    As GPUpdate needs to run for the user side of the policy to re-map the printers and set the default, you have to run it using the logged on users account. However, the only way to get this running silently is to set it to run "whether or not a user is logged in", which itself means that you cannot make it run as the logged on user as it won't let you use "%LogonDomain%\%LogonUser%" due to there being a chance it could run when there is no logged on user, so you have to use a computer account, which then means it cannot process the user side of the policy or use a specificly named user account, which means you have to manage that user account and cater for any password changes etc, plus the user account used would need to be sitting in the same OU as the logged on user to get the same policies, which cannot be guaranteed.  Catch 22.

    So I scrapped that idea and looked into maybe using the registry, or vb scripts or powershell. But wanted to leave as little a footprint on the device as possible whilst also providing as much clarity on the group policies for future use as possible.  Hiding everything in random scripts just makes things difficult to troubleshoot for someone else and impossible to read using group policies without opening the scripts.

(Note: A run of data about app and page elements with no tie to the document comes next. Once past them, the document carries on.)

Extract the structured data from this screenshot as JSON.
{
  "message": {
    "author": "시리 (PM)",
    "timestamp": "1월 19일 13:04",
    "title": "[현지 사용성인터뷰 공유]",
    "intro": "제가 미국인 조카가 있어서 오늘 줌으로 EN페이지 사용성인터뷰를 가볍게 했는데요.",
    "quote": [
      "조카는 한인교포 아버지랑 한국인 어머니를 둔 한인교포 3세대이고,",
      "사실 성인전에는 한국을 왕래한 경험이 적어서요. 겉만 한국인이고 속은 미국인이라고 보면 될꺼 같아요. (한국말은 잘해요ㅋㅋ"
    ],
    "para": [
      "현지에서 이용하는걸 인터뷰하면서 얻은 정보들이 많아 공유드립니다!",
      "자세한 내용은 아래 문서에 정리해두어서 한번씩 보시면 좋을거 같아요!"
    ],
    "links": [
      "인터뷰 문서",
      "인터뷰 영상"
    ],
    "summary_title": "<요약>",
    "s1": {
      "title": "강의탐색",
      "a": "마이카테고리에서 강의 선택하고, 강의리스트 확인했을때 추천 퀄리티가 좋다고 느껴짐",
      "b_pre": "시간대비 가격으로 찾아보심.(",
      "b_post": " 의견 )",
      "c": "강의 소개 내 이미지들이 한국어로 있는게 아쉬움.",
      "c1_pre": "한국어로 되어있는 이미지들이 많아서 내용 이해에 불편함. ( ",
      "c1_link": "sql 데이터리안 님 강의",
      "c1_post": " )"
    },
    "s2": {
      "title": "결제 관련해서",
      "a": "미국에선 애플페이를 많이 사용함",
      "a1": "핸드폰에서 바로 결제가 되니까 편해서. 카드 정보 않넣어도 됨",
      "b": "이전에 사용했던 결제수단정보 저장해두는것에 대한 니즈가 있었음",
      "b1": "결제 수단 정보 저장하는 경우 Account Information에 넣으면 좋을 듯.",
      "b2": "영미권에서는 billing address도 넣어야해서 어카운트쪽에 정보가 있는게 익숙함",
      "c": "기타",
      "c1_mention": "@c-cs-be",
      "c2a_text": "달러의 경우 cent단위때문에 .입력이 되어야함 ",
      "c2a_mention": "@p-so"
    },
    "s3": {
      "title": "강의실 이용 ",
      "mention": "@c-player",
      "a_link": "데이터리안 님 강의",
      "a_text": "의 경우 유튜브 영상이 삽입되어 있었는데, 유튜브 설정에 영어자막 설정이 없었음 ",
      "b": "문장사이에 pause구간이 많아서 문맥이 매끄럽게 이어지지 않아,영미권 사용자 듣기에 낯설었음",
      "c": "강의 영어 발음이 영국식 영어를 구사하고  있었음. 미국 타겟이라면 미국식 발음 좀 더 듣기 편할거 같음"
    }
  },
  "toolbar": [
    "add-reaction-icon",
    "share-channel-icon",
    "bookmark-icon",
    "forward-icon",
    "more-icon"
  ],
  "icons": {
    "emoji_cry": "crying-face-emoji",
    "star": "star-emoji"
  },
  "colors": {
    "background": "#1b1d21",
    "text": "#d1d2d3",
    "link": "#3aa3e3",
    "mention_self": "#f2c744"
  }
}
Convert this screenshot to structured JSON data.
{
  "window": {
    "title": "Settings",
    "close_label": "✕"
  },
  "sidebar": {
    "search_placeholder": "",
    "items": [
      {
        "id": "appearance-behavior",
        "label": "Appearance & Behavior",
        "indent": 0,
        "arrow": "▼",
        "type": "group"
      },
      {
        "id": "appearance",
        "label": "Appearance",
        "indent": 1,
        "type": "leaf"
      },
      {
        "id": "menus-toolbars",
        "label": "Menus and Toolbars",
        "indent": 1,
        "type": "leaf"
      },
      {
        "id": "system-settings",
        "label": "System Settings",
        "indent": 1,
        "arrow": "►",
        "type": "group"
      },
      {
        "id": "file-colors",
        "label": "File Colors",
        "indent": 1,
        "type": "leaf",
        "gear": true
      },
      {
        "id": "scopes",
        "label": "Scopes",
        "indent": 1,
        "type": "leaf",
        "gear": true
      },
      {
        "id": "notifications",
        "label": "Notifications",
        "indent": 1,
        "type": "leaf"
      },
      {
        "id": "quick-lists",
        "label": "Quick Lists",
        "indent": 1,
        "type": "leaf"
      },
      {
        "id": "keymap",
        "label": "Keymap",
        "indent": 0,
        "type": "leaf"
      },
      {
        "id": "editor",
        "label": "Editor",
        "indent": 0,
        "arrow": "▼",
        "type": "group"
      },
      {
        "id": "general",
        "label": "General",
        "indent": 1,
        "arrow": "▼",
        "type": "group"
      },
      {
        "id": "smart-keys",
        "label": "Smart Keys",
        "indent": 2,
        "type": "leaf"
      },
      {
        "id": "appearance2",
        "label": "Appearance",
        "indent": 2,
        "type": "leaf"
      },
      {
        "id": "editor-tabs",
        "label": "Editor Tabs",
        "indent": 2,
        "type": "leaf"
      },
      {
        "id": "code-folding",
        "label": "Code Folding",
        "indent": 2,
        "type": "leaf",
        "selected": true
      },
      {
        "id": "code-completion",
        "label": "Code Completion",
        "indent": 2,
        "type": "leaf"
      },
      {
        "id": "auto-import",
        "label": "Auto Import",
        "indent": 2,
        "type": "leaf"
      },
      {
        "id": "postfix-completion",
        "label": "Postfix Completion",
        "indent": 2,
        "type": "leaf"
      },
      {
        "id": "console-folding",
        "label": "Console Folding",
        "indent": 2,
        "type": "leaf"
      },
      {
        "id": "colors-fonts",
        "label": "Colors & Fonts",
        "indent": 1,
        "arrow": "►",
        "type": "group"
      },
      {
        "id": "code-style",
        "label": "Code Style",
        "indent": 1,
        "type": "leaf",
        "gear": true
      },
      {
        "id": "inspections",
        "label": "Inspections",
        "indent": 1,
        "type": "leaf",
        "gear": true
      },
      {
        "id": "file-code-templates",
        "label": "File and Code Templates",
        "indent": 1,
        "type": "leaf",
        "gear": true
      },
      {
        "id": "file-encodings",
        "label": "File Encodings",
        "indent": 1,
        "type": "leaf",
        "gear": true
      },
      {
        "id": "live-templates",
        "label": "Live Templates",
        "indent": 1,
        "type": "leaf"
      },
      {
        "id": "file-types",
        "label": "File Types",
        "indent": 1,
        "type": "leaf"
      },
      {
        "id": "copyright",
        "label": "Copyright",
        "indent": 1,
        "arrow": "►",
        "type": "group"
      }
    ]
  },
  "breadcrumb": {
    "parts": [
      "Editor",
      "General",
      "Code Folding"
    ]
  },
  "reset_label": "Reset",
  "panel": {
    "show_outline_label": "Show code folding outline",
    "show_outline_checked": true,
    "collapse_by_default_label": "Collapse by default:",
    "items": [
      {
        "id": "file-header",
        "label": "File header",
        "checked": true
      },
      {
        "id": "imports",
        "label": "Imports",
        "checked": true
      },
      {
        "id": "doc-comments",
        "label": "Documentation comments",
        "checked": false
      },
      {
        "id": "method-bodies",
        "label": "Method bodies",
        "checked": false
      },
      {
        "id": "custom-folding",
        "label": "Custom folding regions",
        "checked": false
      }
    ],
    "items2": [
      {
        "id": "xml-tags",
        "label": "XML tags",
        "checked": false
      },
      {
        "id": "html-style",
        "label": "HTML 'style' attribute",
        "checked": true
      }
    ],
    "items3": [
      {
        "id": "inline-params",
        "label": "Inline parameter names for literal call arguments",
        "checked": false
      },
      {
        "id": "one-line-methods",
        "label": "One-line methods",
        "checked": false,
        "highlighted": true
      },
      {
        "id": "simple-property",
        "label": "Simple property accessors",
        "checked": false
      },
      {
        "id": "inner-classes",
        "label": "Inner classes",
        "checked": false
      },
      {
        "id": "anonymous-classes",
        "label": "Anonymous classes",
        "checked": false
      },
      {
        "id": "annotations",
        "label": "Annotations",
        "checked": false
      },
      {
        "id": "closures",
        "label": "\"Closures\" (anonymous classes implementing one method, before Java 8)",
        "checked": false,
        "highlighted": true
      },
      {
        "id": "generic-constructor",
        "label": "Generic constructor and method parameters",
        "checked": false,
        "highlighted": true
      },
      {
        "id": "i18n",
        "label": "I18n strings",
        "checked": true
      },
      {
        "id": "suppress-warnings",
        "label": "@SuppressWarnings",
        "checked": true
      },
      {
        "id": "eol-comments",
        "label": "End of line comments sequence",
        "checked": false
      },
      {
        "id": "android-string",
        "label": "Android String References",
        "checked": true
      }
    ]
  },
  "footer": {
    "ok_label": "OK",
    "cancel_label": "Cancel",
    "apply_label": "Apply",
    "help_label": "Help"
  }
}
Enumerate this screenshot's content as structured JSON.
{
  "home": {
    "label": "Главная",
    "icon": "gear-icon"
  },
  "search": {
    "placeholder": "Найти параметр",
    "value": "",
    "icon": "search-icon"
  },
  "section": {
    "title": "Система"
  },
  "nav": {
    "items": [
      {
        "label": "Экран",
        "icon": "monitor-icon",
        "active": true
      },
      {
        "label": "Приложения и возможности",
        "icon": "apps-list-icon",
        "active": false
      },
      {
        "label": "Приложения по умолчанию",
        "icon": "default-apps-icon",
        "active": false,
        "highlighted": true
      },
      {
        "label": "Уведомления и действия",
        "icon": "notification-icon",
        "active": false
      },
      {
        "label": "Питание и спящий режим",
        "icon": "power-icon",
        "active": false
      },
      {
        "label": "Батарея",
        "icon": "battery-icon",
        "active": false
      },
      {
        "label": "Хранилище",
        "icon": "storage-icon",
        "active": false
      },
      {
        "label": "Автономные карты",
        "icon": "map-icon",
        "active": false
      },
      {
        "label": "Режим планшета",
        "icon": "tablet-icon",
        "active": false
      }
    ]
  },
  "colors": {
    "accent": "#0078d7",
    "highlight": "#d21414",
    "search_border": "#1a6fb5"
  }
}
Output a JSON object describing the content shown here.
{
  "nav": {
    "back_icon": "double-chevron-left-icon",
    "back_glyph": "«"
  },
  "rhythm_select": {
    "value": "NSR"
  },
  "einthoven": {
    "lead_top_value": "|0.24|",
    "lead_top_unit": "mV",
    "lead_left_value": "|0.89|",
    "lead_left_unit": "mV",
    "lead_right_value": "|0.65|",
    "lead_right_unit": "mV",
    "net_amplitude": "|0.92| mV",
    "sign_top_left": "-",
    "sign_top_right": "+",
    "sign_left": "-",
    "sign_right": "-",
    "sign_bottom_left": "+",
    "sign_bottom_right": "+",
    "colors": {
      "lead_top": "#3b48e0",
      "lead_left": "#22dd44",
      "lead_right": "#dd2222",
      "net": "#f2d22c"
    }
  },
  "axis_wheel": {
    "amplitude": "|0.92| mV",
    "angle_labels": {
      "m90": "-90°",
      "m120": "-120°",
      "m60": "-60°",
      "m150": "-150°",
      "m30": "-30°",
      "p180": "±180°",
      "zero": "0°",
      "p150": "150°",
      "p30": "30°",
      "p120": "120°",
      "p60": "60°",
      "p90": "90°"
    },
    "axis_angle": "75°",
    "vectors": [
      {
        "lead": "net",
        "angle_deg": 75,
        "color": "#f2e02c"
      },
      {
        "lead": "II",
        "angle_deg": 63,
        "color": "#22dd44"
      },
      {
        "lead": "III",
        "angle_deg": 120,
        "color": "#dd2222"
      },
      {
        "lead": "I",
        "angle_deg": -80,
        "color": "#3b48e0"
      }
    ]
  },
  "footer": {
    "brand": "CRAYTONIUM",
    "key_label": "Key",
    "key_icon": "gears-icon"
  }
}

    Luckily, I managed to find a simple, silent and easily troubleshoot-able process that met all the above criteria.

    Process is as follows:

    1. Add your GPP printer shares as before, but do not set any as default within the share mappings.
    2. Create a scheduled task within the same policy to "start a program" 30 seconds after logon of any user. The program will contain the following command line: %systemroot%\System32\RUNDLL32.exe with the switches as: PRINTUI.DLL,PrintUIEntry /y /n "\\PrintServer\Printername"

    If your logon process is especially long, you could try setting the delay to 1 minute rather than 30 seconds.

    Note: If you get the printer name wrong, you will generate an error box for the user, removing the whole silent, ninja-like approach.  So ensure you get the name right.  Copy and paste the name from the printer mapping would be my suggestion.

    Depending on how long it takes for your logon process to complete, you should be able to get into windows, open the printers window and watch the green tick change from whatever random one it gets to the one you have set in the above scheduled task.

    Hope this helps.

    • סומן כתשובה על-ידי Dean McGinnes יום רביעי 05 אוקטובר 2016 10:55
    יום רביעי 05 אוקטובר 2016 08:57